He is the most powerful man who has power over himself.’ Great laws of the universe have to be understood and mastered before the spacecraft can be built, launched and ejected into the depths of outer space on its speedy and silent journey to the moon bearing with it its load of scientific instruments and crew of astronauts for bringing that orb within the dominion of man.
Allah is not prepared to fulfil the desires and dreams of man by miraculously transporting him in the twinkling of an eye from the fertile landscape of the earth to the barren surface of the moon. He has, however, gifted man with intelligence and enabled him through diligent study, observation and experiment to discover and comprehend certain scientific laws enabling him, thereby, to achieve his goal - the conquest of the moon.
There are also spiritual laws which if recognised and observed can transport man from this mundane world to the blissful realm of heaven; but man must take the initiative if he wishes to succeed bearing in mind that Allah helps those who help themselves. Just as the successful flight of the spacecraft is dependent upon the control centre which directs its multifarious operations so does the spiritual flight of a man depend upon that inner quality — self-control.

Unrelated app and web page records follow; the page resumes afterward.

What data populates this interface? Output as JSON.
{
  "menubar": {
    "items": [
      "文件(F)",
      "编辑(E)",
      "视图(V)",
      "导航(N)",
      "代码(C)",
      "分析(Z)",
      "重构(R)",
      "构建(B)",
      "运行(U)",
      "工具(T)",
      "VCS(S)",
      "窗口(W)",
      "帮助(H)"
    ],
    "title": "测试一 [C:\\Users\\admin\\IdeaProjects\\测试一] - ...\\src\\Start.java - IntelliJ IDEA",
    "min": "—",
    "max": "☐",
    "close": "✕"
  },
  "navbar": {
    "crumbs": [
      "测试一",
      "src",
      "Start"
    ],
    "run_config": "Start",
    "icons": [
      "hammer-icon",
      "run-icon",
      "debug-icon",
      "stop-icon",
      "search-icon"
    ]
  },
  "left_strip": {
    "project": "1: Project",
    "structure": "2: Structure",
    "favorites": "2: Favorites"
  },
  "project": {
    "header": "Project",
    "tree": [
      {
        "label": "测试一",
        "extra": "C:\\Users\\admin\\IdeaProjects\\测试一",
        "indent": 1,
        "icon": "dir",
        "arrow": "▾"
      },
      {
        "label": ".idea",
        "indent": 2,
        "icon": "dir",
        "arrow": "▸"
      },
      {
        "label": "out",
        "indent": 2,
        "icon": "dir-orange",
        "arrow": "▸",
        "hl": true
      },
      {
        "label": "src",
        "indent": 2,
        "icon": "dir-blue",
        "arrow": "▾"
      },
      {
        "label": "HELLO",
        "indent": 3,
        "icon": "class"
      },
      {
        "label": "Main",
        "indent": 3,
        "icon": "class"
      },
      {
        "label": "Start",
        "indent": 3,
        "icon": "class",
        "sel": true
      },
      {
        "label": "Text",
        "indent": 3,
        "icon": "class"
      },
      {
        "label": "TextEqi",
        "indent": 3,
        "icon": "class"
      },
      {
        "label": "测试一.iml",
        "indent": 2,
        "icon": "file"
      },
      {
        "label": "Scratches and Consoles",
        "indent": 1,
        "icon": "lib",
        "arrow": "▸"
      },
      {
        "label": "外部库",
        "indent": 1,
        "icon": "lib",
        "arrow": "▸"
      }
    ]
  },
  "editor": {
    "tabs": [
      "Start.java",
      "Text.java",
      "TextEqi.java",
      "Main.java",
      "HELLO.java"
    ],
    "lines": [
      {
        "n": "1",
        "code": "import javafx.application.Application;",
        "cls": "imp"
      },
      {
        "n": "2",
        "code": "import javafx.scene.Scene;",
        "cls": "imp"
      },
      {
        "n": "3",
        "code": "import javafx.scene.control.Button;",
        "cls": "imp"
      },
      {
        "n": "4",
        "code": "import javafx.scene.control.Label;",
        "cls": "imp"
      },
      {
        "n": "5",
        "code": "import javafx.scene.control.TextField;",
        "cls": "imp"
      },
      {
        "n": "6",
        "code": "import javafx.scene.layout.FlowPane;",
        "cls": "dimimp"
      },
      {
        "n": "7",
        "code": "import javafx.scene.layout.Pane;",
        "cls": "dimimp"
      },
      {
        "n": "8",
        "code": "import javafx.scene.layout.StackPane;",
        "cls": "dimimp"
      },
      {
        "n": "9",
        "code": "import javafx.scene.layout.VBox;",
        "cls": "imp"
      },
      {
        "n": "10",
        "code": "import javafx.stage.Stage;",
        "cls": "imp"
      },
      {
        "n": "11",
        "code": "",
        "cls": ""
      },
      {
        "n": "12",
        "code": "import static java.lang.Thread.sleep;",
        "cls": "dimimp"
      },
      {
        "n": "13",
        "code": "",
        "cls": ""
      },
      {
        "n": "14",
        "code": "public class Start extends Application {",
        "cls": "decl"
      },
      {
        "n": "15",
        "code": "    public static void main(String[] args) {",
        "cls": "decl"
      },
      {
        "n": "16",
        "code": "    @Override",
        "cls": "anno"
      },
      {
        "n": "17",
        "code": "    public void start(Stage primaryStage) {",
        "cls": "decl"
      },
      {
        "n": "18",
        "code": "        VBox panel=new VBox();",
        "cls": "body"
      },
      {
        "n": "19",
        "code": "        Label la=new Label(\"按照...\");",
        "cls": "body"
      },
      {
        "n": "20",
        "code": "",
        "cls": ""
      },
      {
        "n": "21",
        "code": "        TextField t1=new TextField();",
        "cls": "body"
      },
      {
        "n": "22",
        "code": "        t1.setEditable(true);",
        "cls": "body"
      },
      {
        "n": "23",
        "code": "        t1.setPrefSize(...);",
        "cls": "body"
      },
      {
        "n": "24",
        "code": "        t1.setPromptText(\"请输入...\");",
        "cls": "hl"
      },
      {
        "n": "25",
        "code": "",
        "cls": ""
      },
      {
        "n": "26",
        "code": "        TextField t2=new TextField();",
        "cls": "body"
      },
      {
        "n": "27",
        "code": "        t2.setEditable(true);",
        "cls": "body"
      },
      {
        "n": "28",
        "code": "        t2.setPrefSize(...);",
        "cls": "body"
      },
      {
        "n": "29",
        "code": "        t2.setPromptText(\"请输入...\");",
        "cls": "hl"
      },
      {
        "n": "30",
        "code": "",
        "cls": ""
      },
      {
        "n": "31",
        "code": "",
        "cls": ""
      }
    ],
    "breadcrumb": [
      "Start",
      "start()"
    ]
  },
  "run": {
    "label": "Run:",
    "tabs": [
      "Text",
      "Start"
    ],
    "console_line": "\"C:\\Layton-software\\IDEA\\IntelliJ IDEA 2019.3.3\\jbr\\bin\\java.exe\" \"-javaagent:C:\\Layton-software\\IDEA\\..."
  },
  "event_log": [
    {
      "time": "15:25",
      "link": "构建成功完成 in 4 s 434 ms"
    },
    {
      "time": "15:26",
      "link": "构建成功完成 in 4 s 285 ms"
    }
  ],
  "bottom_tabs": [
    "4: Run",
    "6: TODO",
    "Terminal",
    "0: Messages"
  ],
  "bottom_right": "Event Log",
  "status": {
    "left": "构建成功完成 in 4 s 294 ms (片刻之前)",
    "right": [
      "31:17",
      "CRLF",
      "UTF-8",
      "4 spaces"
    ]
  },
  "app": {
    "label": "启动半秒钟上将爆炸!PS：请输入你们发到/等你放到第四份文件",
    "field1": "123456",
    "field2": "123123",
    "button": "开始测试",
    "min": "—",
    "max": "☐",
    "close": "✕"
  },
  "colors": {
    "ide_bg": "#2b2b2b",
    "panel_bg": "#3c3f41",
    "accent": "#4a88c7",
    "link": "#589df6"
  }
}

Self-control is the underlying factor which, marks the character of man’s conduct. It is the directing influence in character building and should therefore receive intent cultivation and maintenance. The power lies within man to elevate his character to almost limitless heights. He possesses the master key but his progress or retrogression depend largely upon himself. True, all power rests with Allah but He helps those who help themselves: Self-control governed every act, word and movement of the Holy Prophet Muhammad (may peace be on him). He never swerved from his path of duty and exercised the utmost patience under the severest hardships and provocations. He was the embodiment of charm, patience, forbearance, truthfulness, honesty, courage, justice and all the other noble virtues of Islam. He was indeed - as Hadhrat Ayesha declared, an embodiment of the Holy Qur’an. Self-control moulds the character of a happy life: ‘He alone is happy who is free from hatred and malice and has his passions under control. ’Self control increases self-respect: ‘Respect yourself or no one will respect you.’ (Proverb). Self-control also attracts respect: ‘He who maintains self-respect is never degraded in the sight of others.' (Hadhrat Ali (ra) ). Self-control develops the virtue of all virtues - patience: “O you who believe be patient and enjoin patience and be firm and fear Allah that you may prosper “ (Surah, 3 : Verse.199)
Self-control fosters obedience without which no belief can make progress on the right path: “O you who believe, obey Allah and obey the apostle and those in authority among you (Surah, 4 : Verse, 59) Developing the art of self-control ranks among the higher and most rewarding of education; but it should be remembered that the best instruction can only be of help to the extent to which it is put into practice.
Self-control is not a gift but an accomplishment; and the secret of accomplishment is concentration which transmutes strong desires and mental visions into physical realities. We are the architects of our own souls and Allah is our Guide and Helper.